As a result, little is known about the detailed workings of this software outside of Pixar. But Pixar claims that Presto is designed to be intuitive and familiar to animators who have experience with traditional cell animation. Presto is named after the 2008 animated short film Presto, about the titular wizard character himself.
Pixar chooses to use a proprietary system instead of using animation software that is available and used by other companies, for another very important reason, is that they can edit the software code to fit their needs.
To meet the needs of its animators, Pixar designed Presto’s interface to be similar to other software available in the market, such as Maya, 3ds Max and Blender. What’s more striking about Presto is that it allows artists to interactively work with full-resolution geometric models in a real-time visual context that can access millions of polygons in addition to sophisticated rig controls. and it has significantly increased the productivity of character animators at Pixar.”
2. Universal Scene Description (USD)
After Presto, our second software is Pixar USD, which has Full Form Universal Scene Description as you read about Presto above.
Presto was the perfect software for Pixar in its early stages. But over time, Pixar decided to bring this functionality into their workflow because Presto had some limitations, including its inability to handle collaborative work.
It is a type of open-source 3D scene description and file format developed by Pixar for content creation and interchange between different tools. Pixar’s first publicly available software to be widely adopted in large-scale architecture, design, construction, and other disciplines.
The software provides Pixar artists with a collaborative interface, which allows artists to work on the same scene or model. This includes animation, cinematography, lighting, environment etc.

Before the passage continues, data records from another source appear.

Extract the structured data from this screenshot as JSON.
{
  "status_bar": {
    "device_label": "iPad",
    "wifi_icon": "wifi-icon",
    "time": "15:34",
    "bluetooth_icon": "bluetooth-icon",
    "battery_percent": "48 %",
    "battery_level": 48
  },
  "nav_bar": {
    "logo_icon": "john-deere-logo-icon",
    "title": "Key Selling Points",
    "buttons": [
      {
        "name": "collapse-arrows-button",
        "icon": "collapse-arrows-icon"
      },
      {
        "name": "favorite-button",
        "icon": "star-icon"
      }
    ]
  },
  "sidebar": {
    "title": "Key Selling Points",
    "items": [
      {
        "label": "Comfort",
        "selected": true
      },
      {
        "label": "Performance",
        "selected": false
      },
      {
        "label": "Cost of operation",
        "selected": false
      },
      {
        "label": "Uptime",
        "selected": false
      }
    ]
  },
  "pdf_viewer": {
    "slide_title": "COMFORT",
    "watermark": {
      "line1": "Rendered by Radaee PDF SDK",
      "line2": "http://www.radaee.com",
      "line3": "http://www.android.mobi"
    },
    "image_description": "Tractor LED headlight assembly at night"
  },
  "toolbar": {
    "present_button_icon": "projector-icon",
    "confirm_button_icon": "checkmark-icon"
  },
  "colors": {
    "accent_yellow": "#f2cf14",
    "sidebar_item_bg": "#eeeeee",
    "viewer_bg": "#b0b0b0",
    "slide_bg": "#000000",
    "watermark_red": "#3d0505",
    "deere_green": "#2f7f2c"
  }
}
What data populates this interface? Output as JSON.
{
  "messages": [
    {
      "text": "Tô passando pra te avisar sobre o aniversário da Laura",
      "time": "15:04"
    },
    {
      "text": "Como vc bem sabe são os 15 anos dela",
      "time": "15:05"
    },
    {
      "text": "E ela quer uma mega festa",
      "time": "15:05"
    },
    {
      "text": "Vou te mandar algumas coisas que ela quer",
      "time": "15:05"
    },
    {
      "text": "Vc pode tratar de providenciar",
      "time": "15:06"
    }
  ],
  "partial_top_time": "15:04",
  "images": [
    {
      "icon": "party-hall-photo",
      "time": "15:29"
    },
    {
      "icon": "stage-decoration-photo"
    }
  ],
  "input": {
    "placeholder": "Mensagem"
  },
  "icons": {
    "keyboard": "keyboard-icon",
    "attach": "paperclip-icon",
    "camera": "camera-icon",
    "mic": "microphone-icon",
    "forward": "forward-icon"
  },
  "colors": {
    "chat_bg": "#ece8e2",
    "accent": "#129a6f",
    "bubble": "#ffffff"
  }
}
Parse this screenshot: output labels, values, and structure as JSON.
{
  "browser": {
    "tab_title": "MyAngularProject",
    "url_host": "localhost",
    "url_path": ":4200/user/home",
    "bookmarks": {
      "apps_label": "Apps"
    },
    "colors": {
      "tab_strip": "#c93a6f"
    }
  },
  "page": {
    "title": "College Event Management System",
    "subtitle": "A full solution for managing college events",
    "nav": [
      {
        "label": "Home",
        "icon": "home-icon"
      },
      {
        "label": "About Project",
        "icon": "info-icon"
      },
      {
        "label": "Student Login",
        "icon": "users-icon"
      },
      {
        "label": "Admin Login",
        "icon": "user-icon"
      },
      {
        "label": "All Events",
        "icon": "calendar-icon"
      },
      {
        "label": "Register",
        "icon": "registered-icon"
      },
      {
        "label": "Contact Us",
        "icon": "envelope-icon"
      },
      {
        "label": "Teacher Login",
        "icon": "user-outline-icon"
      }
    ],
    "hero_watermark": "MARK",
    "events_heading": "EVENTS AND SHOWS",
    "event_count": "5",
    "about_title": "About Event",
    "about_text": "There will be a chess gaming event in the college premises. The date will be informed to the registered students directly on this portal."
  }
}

OpenSubdiv is a kind of API and a set of open source libraries. It is not an application nor a tool that can be used to create digital assets directly.
Pixar has designed it to be integrated into third-party digital content creation tools that implement high-performance subdivision surface (SubDiv) evaluation on massively parallel CPU and GPU architectures.
Its code path is optimized for drawing deformable surfaces with static topologies at interactive framerates. OpenSubdiv is covered by the Apache License and is free for commercial or non-commercial use. This is the same code that Pixar uses internally for animated film production.
4. Pixar RenderMan (formerly PhotoRealistic RenderMan)
RenderMan, created by Pixar Animation Studio, is the best software because it is a photorealistic 3D rendering software, which Pixar uses to render all of its in-house 3D animated movie productions.
RenderMan is available as a commercial product licensed to third parties and a free non-commercial version of it became available in 2015. Of course, we can’t talk about Pixar without talking about Pixar RenderMan (formerly Photorealistic RenderMan) because it allowed the big studios to use RenderMan on big-budget movies. For them, it turned out to be a great render engine.
Using the RenderMan interface specification, RenderMan defines cameras, geometry, materials, and lights. This specification facilitates communication between 3D modelling and animation applications and the render engine that generates the final high-quality images. In addition, RenderMan supports the Open Shading Language for defining texture patterns.
Even though Pixar Animation Studio has shown and explained some of Presto’s features and tools which show how powerful it is. But who knows maybe one day they will make it commercial software! And until then, we can just guess. We can’t say for sure whether it’s better than animation 3D packages like Maya and Blender, but it probably is from what we’ve seen over the years.
so these are all the software used by Pixar Animation Studios to make awesome Animation movies.